Facebook will ban posts that deny or distort the Holocaust and will start directing people to authoritative sources if they search for information about the Nazi genocide.
CEO Mark Zuckerberg announced the new policy on Monday, in the company's latest attempt to take action against conspiracy theories and misinformation ahead of the US presidential election.
The decision comes amid a push by Holocaust survivors around the world, who led a campaign this summer that urged Zuckerberg to remove Holocaust denial posts from the social media site.
Coordinated by the Conference on Jewish Material Claims Against Germany, the #NoDenyingIt campaign posted a daily video on Facebook to encourage the removal of Holocaust-denying groups, pages, and posts.
Facebook said that the new policy "is supported by the well-documented rise in anti-Semitism globally and the alarming level of ignorance about the Holocaust, especially among young people.''
"For many years, we have worked with communities around the world to help us understand how hatred, including anti-Semitism, is expressed online."

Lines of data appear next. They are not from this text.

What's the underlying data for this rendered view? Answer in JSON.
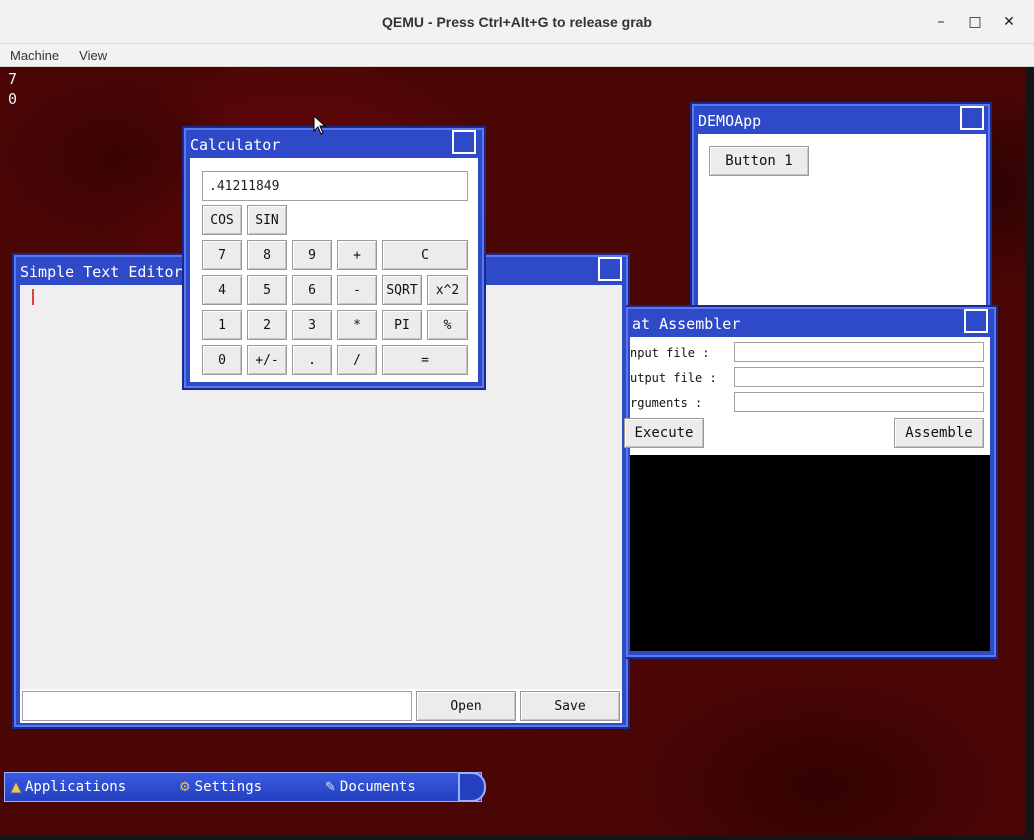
{
  "host": {
    "title": "QEMU - Press Ctrl+Alt+G to release grab",
    "minimize_icon": "minimize-icon",
    "maximize_icon": "maximize-icon",
    "close_icon": "close-icon",
    "menu": [
      "Machine",
      "View"
    ]
  },
  "console": [
    "7",
    "0"
  ],
  "calculator": {
    "title": "Calculator",
    "display": ".41211849",
    "func_buttons": [
      "COS",
      "SIN"
    ],
    "rows": [
      [
        "7",
        "8",
        "9",
        "+",
        "C"
      ],
      [
        "4",
        "5",
        "6",
        "-",
        "SQRT",
        "x^2"
      ],
      [
        "1",
        "2",
        "3",
        "*",
        "PI",
        "%"
      ],
      [
        "0",
        "+/-",
        ".",
        "/",
        "="
      ]
    ]
  },
  "demoapp": {
    "title": "DEMOApp",
    "button": "Button 1"
  },
  "editor": {
    "title": "Simple Text Editor",
    "filename_value": "",
    "open_label": "Open",
    "save_label": "Save"
  },
  "assembler": {
    "title": "at Assembler",
    "input_label": "nput file :",
    "output_label": "utput file :",
    "args_label": "rguments :",
    "input_value": "",
    "output_value": "",
    "args_value": "",
    "execute_label": "Execute",
    "assemble_label": "Assemble"
  },
  "taskbar": {
    "applications": "Applications",
    "settings": "Settings",
    "documents": "Documents",
    "applications_icon": "applications-icon",
    "settings_icon": "gear-icon",
    "documents_icon": "documents-icon"
  }
}
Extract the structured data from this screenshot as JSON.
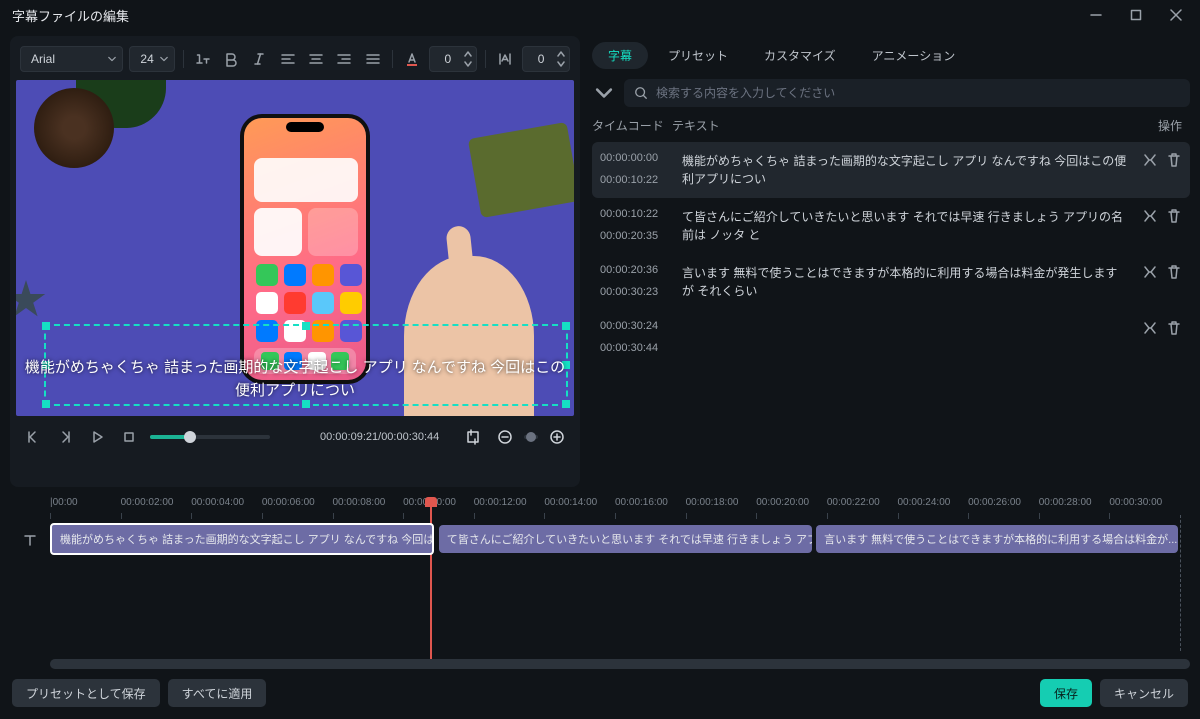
{
  "window": {
    "title": "字幕ファイルの編集"
  },
  "toolbar": {
    "font_family": "Arial",
    "font_size": "24",
    "text_color_value": "0",
    "outline_value": "0"
  },
  "preview": {
    "subtitle_text": "機能がめちゃくちゃ 詰まった画期的な文字起こし アプリ なんですね 今回はこの便利アプリについ"
  },
  "transport": {
    "current": "00:00:09:21",
    "total": "00:00:30:44"
  },
  "tabs": {
    "subtitle": "字幕",
    "preset": "プリセット",
    "customize": "カスタマイズ",
    "animation": "アニメーション"
  },
  "search": {
    "placeholder": "検索する内容を入力してください"
  },
  "columns": {
    "timecode": "タイムコード",
    "text": "テキスト",
    "ops": "操作"
  },
  "subtitles": [
    {
      "start": "00:00:00:00",
      "end": "00:00:10:22",
      "text": "機能がめちゃくちゃ 詰まった画期的な文字起こし アプリ なんですね 今回はこの便利アプリについ"
    },
    {
      "start": "00:00:10:22",
      "end": "00:00:20:35",
      "text": "て皆さんにご紹介していきたいと思います それでは早速 行きましょう アプリの名前は ノッタ と"
    },
    {
      "start": "00:00:20:36",
      "end": "00:00:30:23",
      "text": "言います 無料で使うことはできますが本格的に利用する場合は料金が発生しますが それくらい"
    },
    {
      "start": "00:00:30:24",
      "end": "00:00:30:44",
      "text": ""
    }
  ],
  "timeline": {
    "ticks": [
      "|00:00",
      "00:00:02:00",
      "00:00:04:00",
      "00:00:06:00",
      "00:00:08:00",
      "00:00:10:00",
      "00:00:12:00",
      "00:00:14:00",
      "00:00:16:00",
      "00:00:18:00",
      "00:00:20:00",
      "00:00:22:00",
      "00:00:24:00",
      "00:00:26:00",
      "00:00:28:00",
      "00:00:30:00"
    ],
    "clips": [
      {
        "text": "機能がめちゃくちゃ 詰まった画期的な文字起こし アプリ なんですね 今回はこ...",
        "selected": true,
        "left_pct": 0,
        "width_pct": 34
      },
      {
        "text": "て皆さんにご紹介していきたいと思います それでは早速 行きましょう アプリの...",
        "selected": false,
        "left_pct": 34.4,
        "width_pct": 33
      },
      {
        "text": "言います 無料で使うことはできますが本格的に利用する場合は料金が...",
        "selected": false,
        "left_pct": 67.8,
        "width_pct": 32
      }
    ]
  },
  "footer": {
    "save_preset": "プリセットとして保存",
    "apply_all": "すべてに適用",
    "save": "保存",
    "cancel": "キャンセル"
  }
}
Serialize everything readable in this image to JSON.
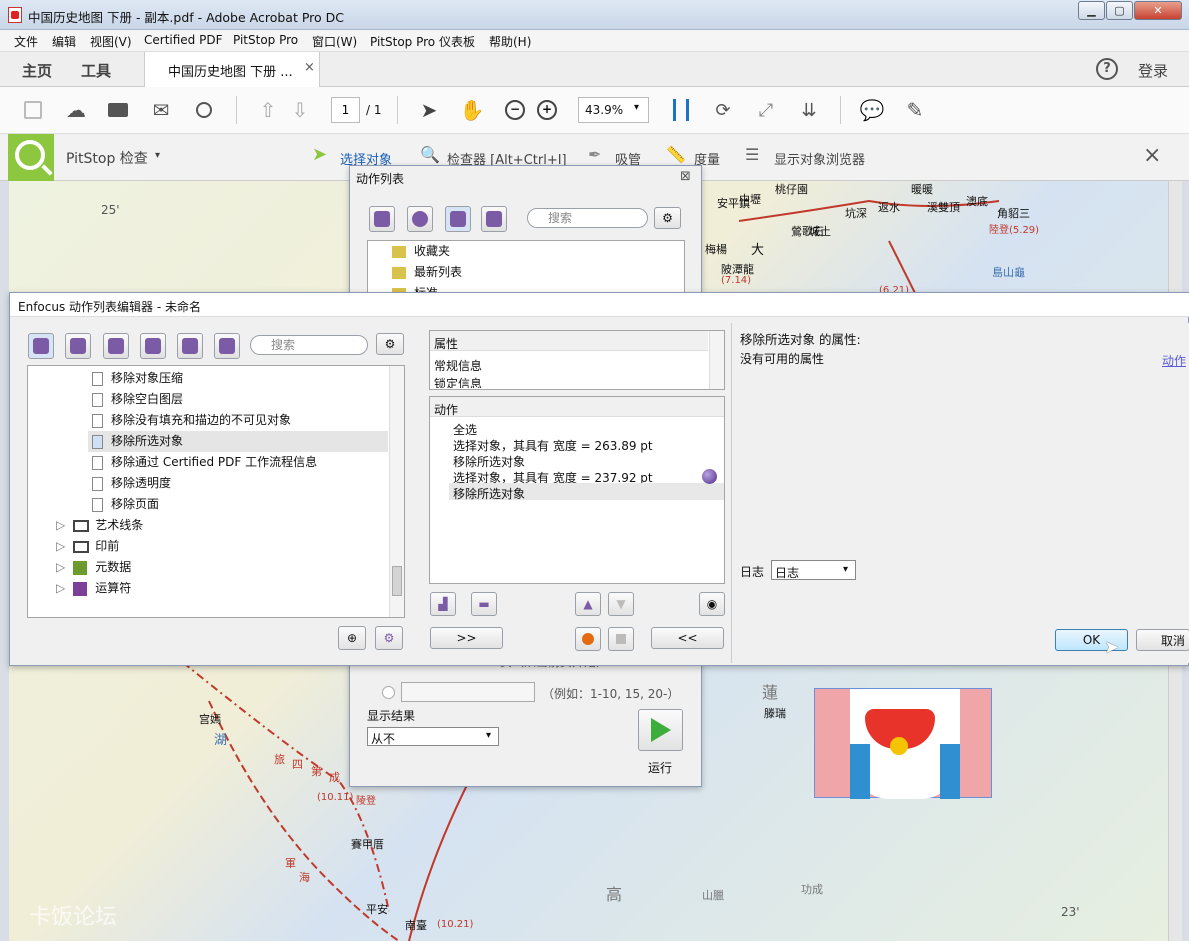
{
  "window": {
    "title": "中国历史地图 下册 - 副本.pdf - Adobe Acrobat Pro DC"
  },
  "menu": [
    "文件",
    "编辑",
    "视图(V)",
    "Certified PDF",
    "PitStop Pro",
    "窗口(W)",
    "PitStop Pro 仪表板",
    "帮助(H)"
  ],
  "tabs": {
    "home": "主页",
    "tools": "工具",
    "doc": "中国历史地图 下册 ...",
    "close": "×",
    "help": "?",
    "login": "登录"
  },
  "toolbar": {
    "page_current": "1",
    "page_total": "/ 1",
    "zoom": "43.9%"
  },
  "pitstop": {
    "title": "PitStop 检查",
    "select": "选择对象",
    "inspector": "检查器 [Alt+Ctrl+I]",
    "eyedropper": "吸管",
    "measure": "度量",
    "browser": "显示对象浏览器",
    "close": "×"
  },
  "actionlist": {
    "title": "动作列表",
    "close": "⊠",
    "search": "搜索",
    "items": [
      "收藏夹",
      "最新列表",
      "标准"
    ],
    "display_result_label": "显示结果",
    "display_result_value": "从不",
    "run": "运行",
    "page_range_hint": "页（从当前页开始）",
    "example": "（例如：1-10, 15, 20-）"
  },
  "editor": {
    "title": "Enfocus 动作列表编辑器 - 未命名",
    "search": "搜索",
    "tree": [
      {
        "label": "移除对象压缩"
      },
      {
        "label": "移除空白图层"
      },
      {
        "label": "移除没有填充和描边的不可见对象"
      },
      {
        "label": "移除所选对象"
      },
      {
        "label": "移除通过 Certified PDF 工作流程信息"
      },
      {
        "label": "移除透明度"
      },
      {
        "label": "移除页面"
      }
    ],
    "groups": [
      "艺术线条",
      "印前",
      "元数据",
      "运算符"
    ],
    "prop_panel": {
      "header": "属性",
      "rows": [
        "常规信息",
        "锁定信息"
      ]
    },
    "action_panel": {
      "header": "动作",
      "rows": [
        "全选",
        "选择对象，其具有 宽度 = 263.89 pt",
        "移除所选对象",
        "选择对象，其具有 宽度 = 237.92 pt",
        "移除所选对象"
      ]
    },
    "forward": ">>",
    "back": "<<",
    "right_title": "移除所选对象 的属性:",
    "no_props": "没有可用的属性",
    "action_link": "动作",
    "log_label": "日志",
    "log_value": "日志",
    "ok": "OK",
    "cancel": "取消"
  },
  "map": {
    "labels": [
      "宫嫣",
      "湖",
      "旅",
      "四",
      "第",
      "成",
      "(10.11)",
      "陵登",
      "軍",
      "海",
      "賽甲厝",
      "平安",
      "南臺",
      "(10.21)",
      "功成",
      "山臘",
      "高",
      "蓮",
      "滕瑞",
      "暖暖",
      "溪雙頂",
      "澳底",
      "角貂三",
      "陸登(5.29)",
      "島山龜",
      "大",
      "城土",
      "坑深",
      "返水",
      "安平鎮",
      "中壢",
      "桃仔園",
      "鶯歌石",
      "梅楊",
      "陂潭龍",
      "(7.14)",
      "(6.21)",
      "25'",
      "23'"
    ],
    "watermark": "卡饭论坛"
  }
}
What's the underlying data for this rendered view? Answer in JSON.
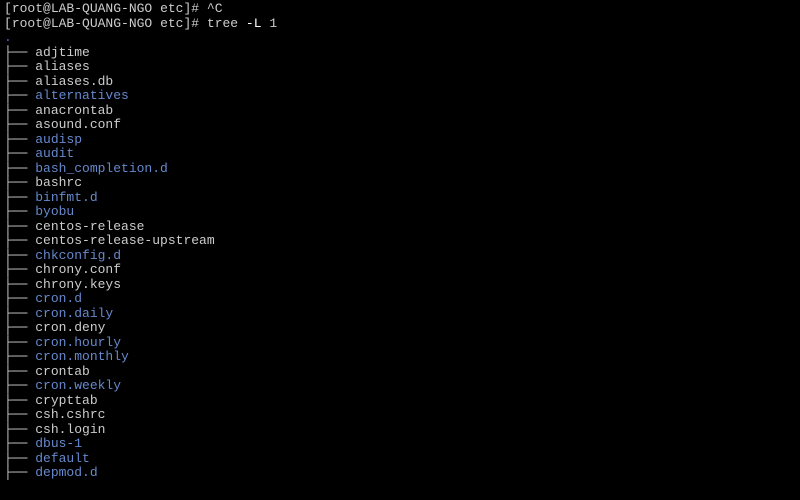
{
  "prompts": [
    {
      "userhost": "root@LAB-QUANG-NGO",
      "path": "etc",
      "symbol": "#",
      "cmd": "^C"
    },
    {
      "userhost": "root@LAB-QUANG-NGO",
      "path": "etc",
      "symbol": "#",
      "cmd_pre": "tree ",
      "flag": "-L",
      "cmd_post": " 1"
    }
  ],
  "tree_root": ".",
  "tree_items": [
    {
      "name": "adjtime",
      "type": "file"
    },
    {
      "name": "aliases",
      "type": "file"
    },
    {
      "name": "aliases.db",
      "type": "file"
    },
    {
      "name": "alternatives",
      "type": "dir"
    },
    {
      "name": "anacrontab",
      "type": "file"
    },
    {
      "name": "asound.conf",
      "type": "file"
    },
    {
      "name": "audisp",
      "type": "dir"
    },
    {
      "name": "audit",
      "type": "dir"
    },
    {
      "name": "bash_completion.d",
      "type": "dir"
    },
    {
      "name": "bashrc",
      "type": "file"
    },
    {
      "name": "binfmt.d",
      "type": "dir"
    },
    {
      "name": "byobu",
      "type": "dir"
    },
    {
      "name": "centos-release",
      "type": "file"
    },
    {
      "name": "centos-release-upstream",
      "type": "file"
    },
    {
      "name": "chkconfig.d",
      "type": "dir"
    },
    {
      "name": "chrony.conf",
      "type": "file"
    },
    {
      "name": "chrony.keys",
      "type": "file"
    },
    {
      "name": "cron.d",
      "type": "dir"
    },
    {
      "name": "cron.daily",
      "type": "dir"
    },
    {
      "name": "cron.deny",
      "type": "file"
    },
    {
      "name": "cron.hourly",
      "type": "dir"
    },
    {
      "name": "cron.monthly",
      "type": "dir"
    },
    {
      "name": "crontab",
      "type": "file"
    },
    {
      "name": "cron.weekly",
      "type": "dir"
    },
    {
      "name": "crypttab",
      "type": "file"
    },
    {
      "name": "csh.cshrc",
      "type": "file"
    },
    {
      "name": "csh.login",
      "type": "file"
    },
    {
      "name": "dbus-1",
      "type": "dir"
    },
    {
      "name": "default",
      "type": "dir"
    },
    {
      "name": "depmod.d",
      "type": "dir"
    }
  ],
  "tree_prefix": "├── "
}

Zuckerberg said in a blog post on Monday that he believes the new policy strikes the "right balance'' in drawing the lines between what is and isn't acceptable speech.
"I've struggled with the tension between standing for free expression and the harm caused by minimizing or denying the horror of the Holocaust,'' Zuckerberg wrote.
"My own thinking has evolved as I've seen data showing an increase in anti-Semitic violence, as have our wider policies on hate speech."
Zuckerberg caused controversy in 2018 when he suggested that Holocaust deniers were not "intentionally'' getting it wrong and that Facebook posts that were not calling for harm or violence would not be removed.
The Anti-Defamation League, a US-based Jewish NGO, said it was relieved by Monday's shift but criticised Facebook for taking nearly a decade to introduce the policy.
"While Facebook has made numerous positive changes to its policies since that time, it stubbornly had held onto this outrageous platform policy, even in the face of the undeniable threat of growing antisemitism and antisemitic violence around the world,'' the group's CEO Jonathan Greenblatt said in a statement.
The Claims Conference also welcomed the social network's decision to take action after its campaign sharing survivor testimonials.
"It's a very important statement and it's a building block toward ensuring that this sort of anti-Semitism is not amplified,'' said Greg Schneider, the group's executive vice president.
"Facebook is showing that it recognizes Holocaust denial for what it truly is - a form of antisemitism and therefore hate speech,'' Ronald Lauder, president of the World Jewish Congress, said in a prepared statement.
"Today’s announcement sends a strong message that Facebook will not allow its platform to be misused to promote hate."
But Facebook has warned that it could take some time to train the company's technical systems and human moderators to enforce the new policy on a global scale.